Noblebright Ltd v Sirius International – burden of proof

[2007] EWHC 868 (QB)

There was a serious fire at Noblebright’s premises in 2005 and Noblebright claimed under its combined material damage and business interruption policy with Sirius. It had not disclosed three attempted armed robberies during the four years before the inception of the policy, claiming that none had led to significant loss or claims under previous insurance policies. Noblebright also relied upon the fact that the proposal form did not require disclosure of incidents which could have led to an insurance claim but merely asked for details of claims made for an amount over £10,000.

The judge held that Sirius was entitled to avoid the policy for material non-disclosure. Once materiality and inducement were established by the insurer, the burden of proof to establish waiver of the right to disclosure rests on the insured. Here no reasonable person reading the proposal form could have been justified in concluding that Sirius did not wish to hear about the robberies.

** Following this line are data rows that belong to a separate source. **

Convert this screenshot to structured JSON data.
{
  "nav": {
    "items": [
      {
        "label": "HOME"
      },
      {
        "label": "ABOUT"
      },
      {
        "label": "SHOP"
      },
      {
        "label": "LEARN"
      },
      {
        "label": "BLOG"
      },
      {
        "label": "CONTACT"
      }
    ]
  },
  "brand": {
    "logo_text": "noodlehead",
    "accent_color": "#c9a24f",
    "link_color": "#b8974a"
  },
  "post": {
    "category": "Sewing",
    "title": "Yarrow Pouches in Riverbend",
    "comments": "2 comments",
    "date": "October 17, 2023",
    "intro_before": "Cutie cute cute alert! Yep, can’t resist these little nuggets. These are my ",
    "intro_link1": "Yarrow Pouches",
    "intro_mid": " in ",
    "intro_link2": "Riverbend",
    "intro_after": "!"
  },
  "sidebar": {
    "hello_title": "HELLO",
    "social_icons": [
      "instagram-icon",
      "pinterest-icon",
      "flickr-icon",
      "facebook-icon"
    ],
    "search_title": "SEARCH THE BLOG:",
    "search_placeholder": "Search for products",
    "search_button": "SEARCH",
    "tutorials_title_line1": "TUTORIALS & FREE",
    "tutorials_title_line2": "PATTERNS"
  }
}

Comment: this decision highlights once again the dangers of badly-worded proposal forms where the information sought is requested in too specific terms. A similar problem arose in Doheny v New India Assurance Co Ltd where the proposal form referred to “bankrupt” and “bankruptcy” but did not state that this was intended to mean both personal and corporate insolvency. The court considered when waiver could arise out of the wording of a proposal form. By asking certain questions an insurer can show that he is not interested in certain other matters and could, therefore, be said to have waived disclosure of them. For example, a question asking for details of convictions within the last five years will be taken as a waiver of disclosure of earlier convictions.

The question to ask is “would a reasonable man reading the proposal form be justified in thinking that the insurer had restricted his right to receive all material information, and consented to the omission of the particular information in issue?” At present this approach applies equally to business and consumer policies but consumers are likely to be treated differently once the Law Commission’s review of insurance contract law is transformed into legislation. Under the present proposals, the duty to disclose material facts will be replaced by an obligation on insurers to ask questions.